Of 553 enrollees in the study, only 199 women completed the treatment protocol. Because of problems with eligibility, only 184 women were included in the primary analysis of treatment efficacy and safety. Twenty of these women refused to proceed with the treatment assigned to them. The 10 women who refused conventional-dose chemotherapy and requested stem-cell transplantation suffered relapse of their disease, and 8 of them died. 

During a planned interim analysis, the committee monitoring the data determined that the study had a very low likelihood of showing results favorable to stem-cell transplantation. Final analysis of the data showed that 114, or 62 percent, of the women had died. 

The two study groups did not differ significantly in the median length of patient survival and the percentage of women surviving three years, with the entire group of 184 women having a median survival of 25 months and a three-year survival rate of 33 percent. Patients who had been in complete remission at the time of randomization to treatment consistently had a higher survival rate, but these rates did not differ significantly between the two treatment groups. Time to progression of the cancer also did not differ between the two treatment groups. 

Leukopenia and thrombocytopenia developed in 96 percent and 95 percent of the patients who underwent stem-cell transplantation. Patients who received conventional-dose chemotherapy fared much better, with leukopenia developing in only 52 percent and other adverse effects occurring in 6 percent or less. 
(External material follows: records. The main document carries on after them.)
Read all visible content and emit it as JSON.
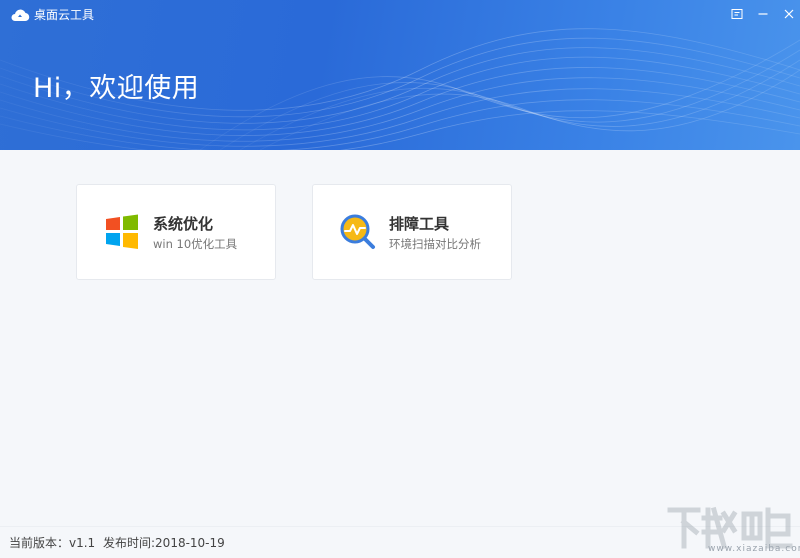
{
  "window": {
    "title": "桌面云工具",
    "buttons": {
      "menu_icon": "menu-icon",
      "minimize_icon": "minimize-icon",
      "close_icon": "close-icon"
    }
  },
  "header": {
    "greeting": "Hi，欢迎使用",
    "bg_color": "#2f6fd6"
  },
  "cards": [
    {
      "title": "系统优化",
      "subtitle": "win 10优化工具",
      "icon": "windows-icon"
    },
    {
      "title": "排障工具",
      "subtitle": "环境扫描对比分析",
      "icon": "magnifier-chart-icon"
    }
  ],
  "footer": {
    "version": "当前版本：v1.1",
    "release": "发布时间:2018-10-19"
  },
  "watermark": {
    "url": "www.xiazaiba.com"
  },
  "colors": {
    "accent": "#2f6fd6",
    "win_red": "#f25022",
    "win_green": "#7fba00",
    "win_blue": "#00a4ef",
    "win_yellow": "#ffb900",
    "magnifier_ring": "#3b7ddd",
    "magnifier_fill": "#f6b916"
  }
}
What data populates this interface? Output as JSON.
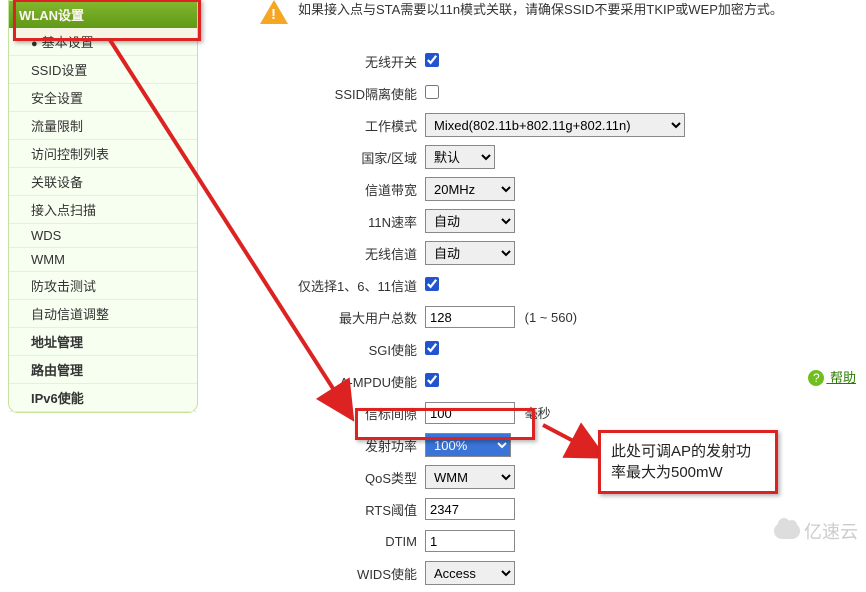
{
  "notice": "如果接入点与STA需要以11n模式关联，请确保SSID不要采用TKIP或WEP加密方式。",
  "sidebar": {
    "header": "WLAN设置",
    "items": [
      {
        "label": "基本设置",
        "cls": "bullet active"
      },
      {
        "label": "SSID设置",
        "cls": ""
      },
      {
        "label": "安全设置",
        "cls": ""
      },
      {
        "label": "流量限制",
        "cls": ""
      },
      {
        "label": "访问控制列表",
        "cls": ""
      },
      {
        "label": "关联设备",
        "cls": ""
      },
      {
        "label": "接入点扫描",
        "cls": ""
      },
      {
        "label": "WDS",
        "cls": ""
      },
      {
        "label": "WMM",
        "cls": ""
      },
      {
        "label": "防攻击测试",
        "cls": ""
      },
      {
        "label": "自动信道调整",
        "cls": ""
      },
      {
        "label": "地址管理",
        "cls": "bold"
      },
      {
        "label": "路由管理",
        "cls": "bold"
      },
      {
        "label": "IPv6使能",
        "cls": "bold"
      }
    ],
    "help": "帮助"
  },
  "form": {
    "wireless_switch": {
      "label": "无线开关",
      "checked": true
    },
    "ssid_isolation": {
      "label": "SSID隔离使能",
      "checked": false
    },
    "work_mode": {
      "label": "工作模式",
      "value": "Mixed(802.11b+802.11g+802.11n)"
    },
    "country": {
      "label": "国家/区域",
      "value": "默认"
    },
    "bandwidth": {
      "label": "信道带宽",
      "value": "20MHz"
    },
    "rate_11n": {
      "label": "11N速率",
      "value": "自动"
    },
    "channel": {
      "label": "无线信道",
      "value": "自动"
    },
    "only_1_6_11": {
      "label": "仅选择1、6、11信道",
      "checked": true
    },
    "max_users": {
      "label": "最大用户总数",
      "value": "128",
      "hint": "(1 ~ 560)"
    },
    "sgi": {
      "label": "SGI使能",
      "checked": true
    },
    "ampdu": {
      "label": "A-MPDU使能",
      "checked": true
    },
    "beacon": {
      "label": "信标间隙",
      "value": "100",
      "hint": "毫秒"
    },
    "tx_power": {
      "label": "发射功率",
      "value": "100%"
    },
    "qos": {
      "label": "QoS类型",
      "value": "WMM"
    },
    "rts": {
      "label": "RTS阈值",
      "value": "2347"
    },
    "dtim": {
      "label": "DTIM",
      "value": "1"
    },
    "wids": {
      "label": "WIDS使能",
      "value": "Access"
    }
  },
  "callout": "此处可调AP的发射功率最大为500mW",
  "watermark": "亿速云"
}
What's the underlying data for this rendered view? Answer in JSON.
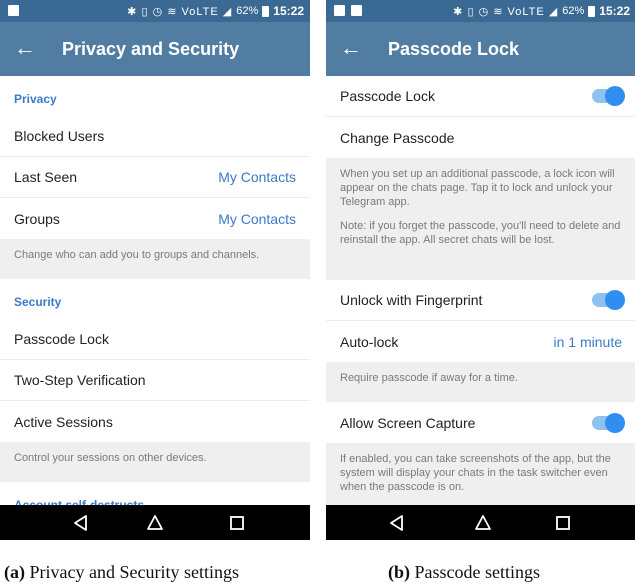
{
  "statusbar": {
    "battery": "62%",
    "time": "15:22",
    "signal_text": "VoLTE"
  },
  "panel_a": {
    "title": "Privacy and Security",
    "privacy_header": "Privacy",
    "privacy_rows": [
      {
        "label": "Blocked Users",
        "value": ""
      },
      {
        "label": "Last Seen",
        "value": "My Contacts"
      },
      {
        "label": "Groups",
        "value": "My Contacts"
      }
    ],
    "privacy_info": "Change who can add you to groups and channels.",
    "security_header": "Security",
    "security_rows": [
      {
        "label": "Passcode Lock"
      },
      {
        "label": "Two-Step Verification"
      },
      {
        "label": "Active Sessions"
      }
    ],
    "security_info": "Control your sessions on other devices.",
    "account_header": "Account self-destructs"
  },
  "panel_b": {
    "title": "Passcode Lock",
    "passcode_lock": {
      "label": "Passcode Lock",
      "enabled": true
    },
    "change_passcode": "Change Passcode",
    "info_1a": "When you set up an additional passcode, a lock icon will appear on the chats page. Tap it to lock and unlock your Telegram app.",
    "info_1b": "Note: if you forget the passcode, you'll need to delete and reinstall the app. All secret chats will be lost.",
    "fingerprint": {
      "label": "Unlock with Fingerprint",
      "enabled": true
    },
    "autolock": {
      "label": "Auto-lock",
      "value": "in 1 minute"
    },
    "info_2": "Require passcode if away for a time.",
    "screen_capture": {
      "label": "Allow Screen Capture",
      "enabled": true
    },
    "info_3": "If enabled, you can take screenshots of the app, but the system will display your chats in the task switcher even when the passcode is on."
  },
  "captions": {
    "a_label": "(a)",
    "a_text": "Privacy and Security settings",
    "b_label": "(b)",
    "b_text": "Passcode settings"
  },
  "colors": {
    "appbar": "#527da3",
    "statusbar": "#3a6a93",
    "accent": "#3a7bc8",
    "toggle": "#2f8ef0"
  },
  "icons": [
    "back-arrow-icon",
    "bluetooth-icon",
    "vibrate-icon",
    "alarm-icon",
    "wifi-icon",
    "signal-icon",
    "battery-icon",
    "nav-back-icon",
    "nav-home-icon",
    "nav-recents-icon"
  ]
}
The research team, led by the Philadelphia Bone Marrow Transplant Group, urged the medical community not to extrapolate the study findings to patients with breast cancer who have multiple positive axillary lymph nodes but no metastases. 

In an accompanying editorial, Marc E. Lippman, M.D., cautioned that the "disappointing results" from the study "in no way indicate that variations on this theme may prove unsuccessful." Lippman, who directs the Lombardi Cancer Center's Breast Cancer Program, in Washington, D.C., noted that the "astounding benefits" reported in previous studies of high-dose chemotherapy plus bone marrow transplantation for metastatic breast cancer came from uncontrolled trials. He advised clinicians to turn now to "well-justified alternative experimental approaches," such as successive transplantations, under study in clinical trials.